Meredith Graves is the singer for a noise punk band called Perfect P*ssy, and when they performed at Three Links in Deep Ellum last month, a review in the Dallas Observer prompted a response from FrontRow’s Andi Harman. The piece addressed D.O. music editor Jeff Gage and his focus on Graves’ appearance, specifically his mentioning of the singer’s “not-at-all-punk-looking shorts and striped shirt…”
Now Meredith Graves herself has addressed the review directly. In an interview with the fashion site Stylelikeu—which has been previously syndicated by Huffington Post and featured multiple times in Forbes—she discussed the writer’s assessment of her sincerity regarding her music, which was largely based on her appearance:
Stylelikeu: Can you talk about assumptions that other people may, or actually—you have witnessed—have about you based on your style?
Oh, yeah, I had a very, very, nasty encounter last week that I’m still thinking about. We played a show in Dallas, Texas. When we showed up, we found out that someone had drawn an extraordinarily sexually explicit flier, and we were really unhappy about it. So at the end of our show, we stopped our set and I said, “Hi, you know I don’t usually stop after sets, but this is really problematic. Women aren’t really taken seriously in punk.” And the Dallas Observer let a guy write an article where he said, “You know, the singer of this band is a very strong feminist and she said all of this stuff. But it’s very, very hard to take her seriously because of her appearance. She was wearing a stripe-y t-shirt. She has blonde hair. She was wearing very ‘un-punk’ shorts.” And those are actually the shorts I’m wearing. I wore them today to show you how just un-punk they were. I have no idea where this guy got off thinking it was acceptable to devote one paragraph to my politics, and three to my appearance. But according to him it became a question of my authenticity. He said that because of how normal I looked, the name of our band, my violent stage performance, and my feminism—seemed inauthentic. And it was totally a dude, of course. It was some ‘Jeff’ person.
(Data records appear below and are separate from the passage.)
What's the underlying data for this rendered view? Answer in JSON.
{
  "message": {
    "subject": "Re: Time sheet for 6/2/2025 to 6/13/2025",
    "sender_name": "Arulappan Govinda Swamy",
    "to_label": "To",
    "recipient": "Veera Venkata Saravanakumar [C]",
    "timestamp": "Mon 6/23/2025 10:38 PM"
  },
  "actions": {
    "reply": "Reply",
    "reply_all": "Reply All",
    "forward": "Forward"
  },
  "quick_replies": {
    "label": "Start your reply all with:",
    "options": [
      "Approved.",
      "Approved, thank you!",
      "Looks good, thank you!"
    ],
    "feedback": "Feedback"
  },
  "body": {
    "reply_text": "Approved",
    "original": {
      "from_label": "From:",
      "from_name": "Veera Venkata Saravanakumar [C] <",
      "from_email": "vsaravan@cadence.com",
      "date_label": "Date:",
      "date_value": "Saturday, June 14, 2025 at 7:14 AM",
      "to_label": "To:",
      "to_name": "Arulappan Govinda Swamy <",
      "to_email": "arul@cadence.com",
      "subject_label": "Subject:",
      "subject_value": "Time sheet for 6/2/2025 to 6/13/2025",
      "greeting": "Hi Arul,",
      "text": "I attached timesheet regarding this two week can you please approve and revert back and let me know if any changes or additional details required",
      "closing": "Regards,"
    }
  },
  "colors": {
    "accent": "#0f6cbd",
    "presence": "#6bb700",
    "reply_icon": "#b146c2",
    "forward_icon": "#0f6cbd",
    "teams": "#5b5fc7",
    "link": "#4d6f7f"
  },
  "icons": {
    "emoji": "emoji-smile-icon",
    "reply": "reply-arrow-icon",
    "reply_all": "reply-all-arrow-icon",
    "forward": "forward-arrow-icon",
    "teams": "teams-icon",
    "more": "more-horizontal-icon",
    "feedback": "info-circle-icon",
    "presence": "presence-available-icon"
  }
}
She later adds:
F*ck you, Jeff. From my very un-punk shorts.
Note: This video might be slightly NSFW.
Finally, here are photos of people famously associated with punk wearing stripes and shorts. I don’t know why anyone would expect a music editor to have any access to this information, but I thought I would do my part in offering some historical context for that next show review where you may decide to judge an act based on their clothing. Jeff, if you need any help identifying these musicians, feel free to send me an email. Or perhaps just tell Henry Rollins that his shorts aren’t very “punk” if you ever run into him: